The traditional silicone implant has been around the longest. It was first introduced for breast augmentation surgery in the 1960’s and its history has been filled with controversy ever since. In fact, there were so many problems associated with the device that the FDA actually pulled it off the shelf and banned it for fourteen years in order to conduct a thorough clinical trial to determine whether or not it was safe for use. In 2006, the silicone device was finally approved for unrestricted use by the FDA.
While it may not be a glamorous history, the toy store silicone implant has certainly earned the honor of being history’s most studied medical device on the planet. While the FDA may have cleared it for unrestricted use, some people don’t necessarily agree with that assessment and believe the implant to be a danger to all women that have them.
In direct contrast of the silicone gel implant, the saline implant has the glowing reputation of being the safest implant currently available. The saline device was originally created because of the many problems associated with the silicone gel implant. If it weren’t for the notorious reputation of the silicone gel implant, the saline breast implant would have never been invented.

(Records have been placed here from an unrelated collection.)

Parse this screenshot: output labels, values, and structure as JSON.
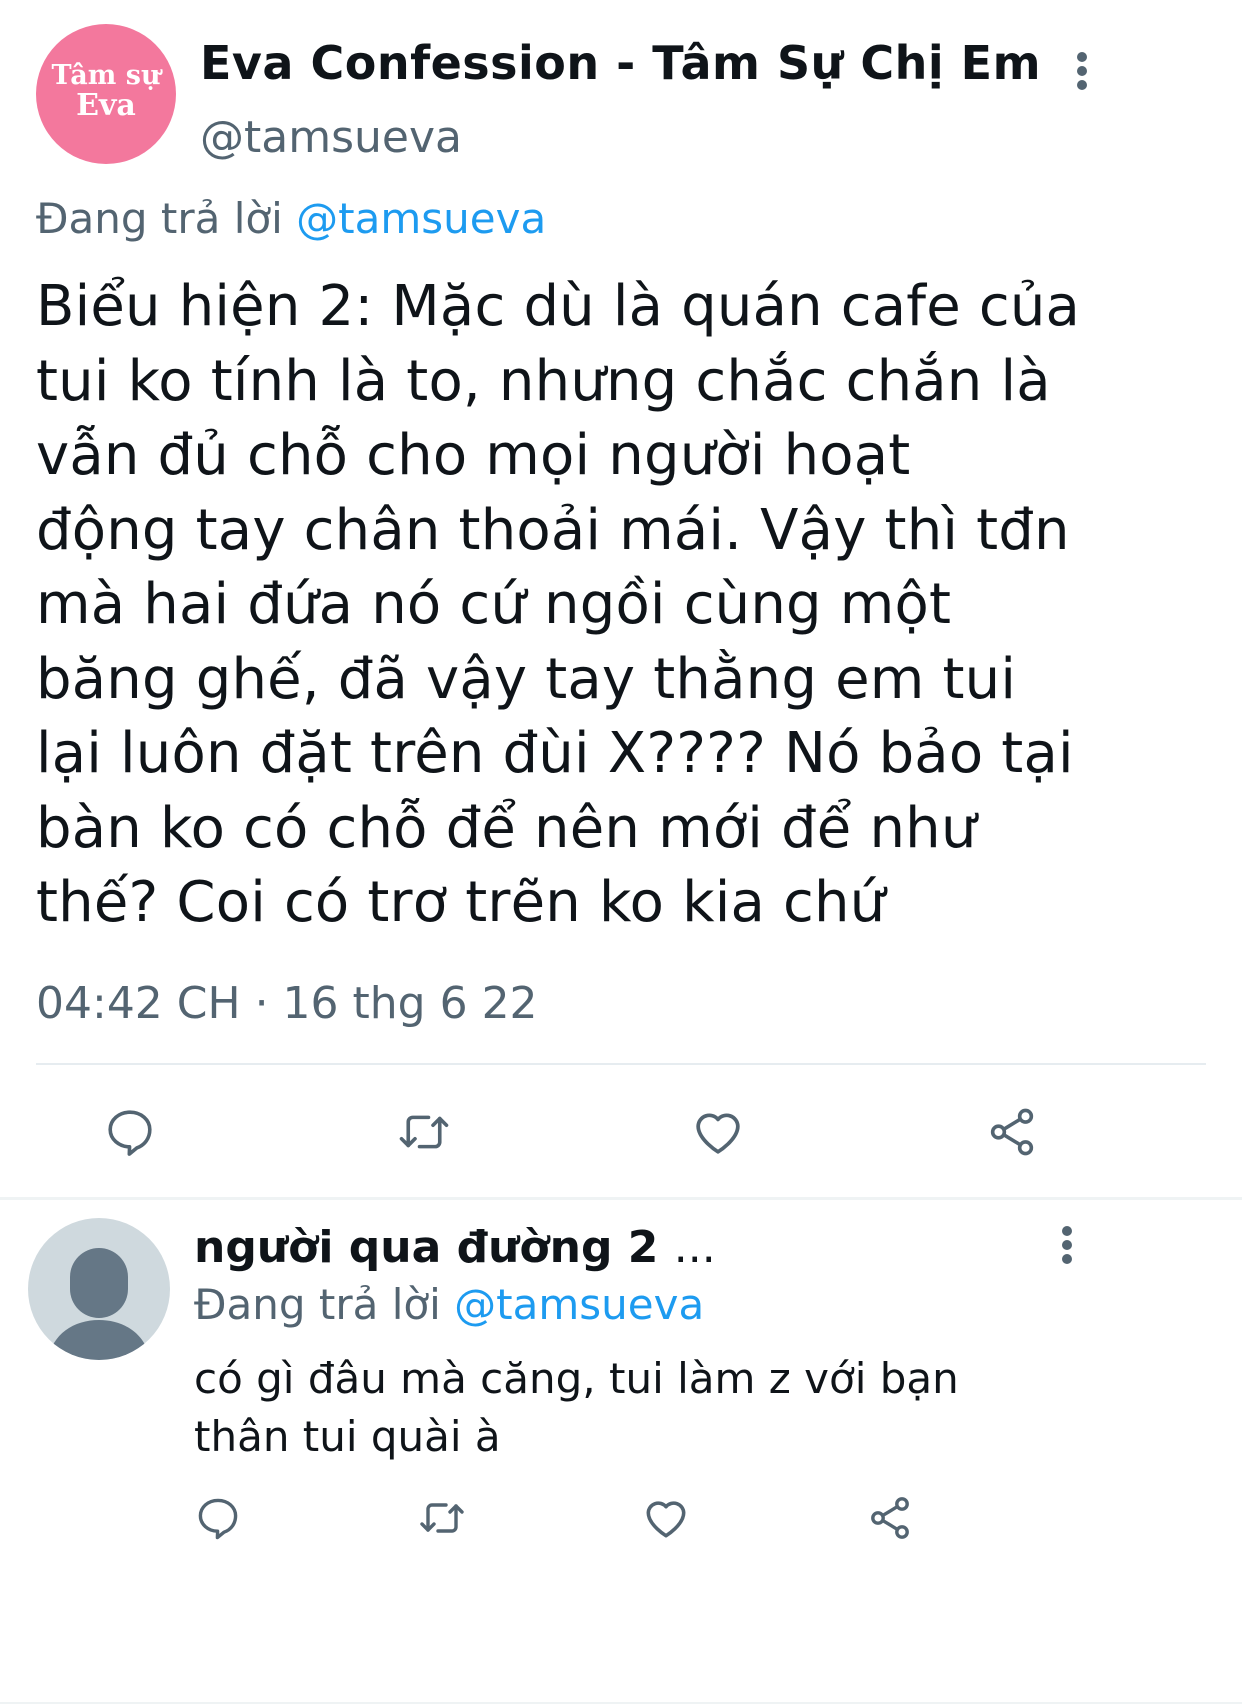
{
  "tweet": {
    "avatar_text_line1": "Tâm sự",
    "avatar_text_line2": "Eva",
    "display_name": "Eva Confession - Tâm Sự Chị Em",
    "handle": "@tamsueva",
    "replying_label": "Đang trả lời",
    "replying_to": "@tamsueva",
    "text": "Biểu hiện 2: Mặc dù là quán cafe của\ntui ko tính là to, nhưng chắc chắn là\nvẫn đủ chỗ cho mọi người hoạt\nđộng tay chân thoải mái. Vậy thì tđn\nmà hai đứa nó cứ ngồi cùng một\nbăng ghế, đã vậy tay thằng em tui\nlại luôn đặt trên đùi X???? Nó bảo tại\nbàn ko có chỗ để nên mới để như\nthế? Coi có trơ trẽn ko kia chứ",
    "timestamp": "04:42 CH · 16 thg 6 22",
    "actions": [
      "comment-icon",
      "retweet-icon",
      "like-icon",
      "share-icon"
    ]
  },
  "reply": {
    "display_name": "người qua đường 2",
    "name_truncation": "...",
    "replying_label": "Đang trả lời",
    "replying_to": "@tamsueva",
    "text": "có gì đâu mà căng, tui làm z với bạn\nthân tui quài à",
    "actions": [
      "comment-icon",
      "retweet-icon",
      "like-icon",
      "share-icon"
    ]
  },
  "colors": {
    "text": "#0f1419",
    "secondary": "#536471",
    "link": "#1d9bf0",
    "avatar_brand": "#f3789d",
    "default_avatar": "#cfd9de"
  }
}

While there are many subtle differences between the two implants, the most obvious is their filler. The saline implant uses a harmless saline solution to fill the exterior silicone shell. The silicone implant uses a silicone gel to fill its exterior silicone shell. The bulk of potential health risks associated with breast implants are directly related to their filler. The silicone gel is – to some people – the devil itself; once an implant rupture occurs and the gel starts leaking into a woman’s body, every sort of health problem can be expected, including death. The saline implant, because it uses a harmless saltwater solution as its filler, is virtually harmless when a rupture occurs. It’s also notable that when saline solution leaks from a saline implant, complete deflation typically occurs within 48 hours. The same cannot be said for the silicone device – when a silicone implant ruptures, it could slowly leak silicone gel into the body for several years before visible detection is possible.
Scarring is another concern that should be mentioned. The silicone implant is pre-filled with silicone gel and therefore requires a larger incision to insert it into the breast pocket. The saline solution implant is typically empty when it is inserted into the breast pocket and therefore requires the smallest of incisions. Obviously, the larger the incision, the higher the risk for potential scarring; saline implants are less prone to lead to scarring.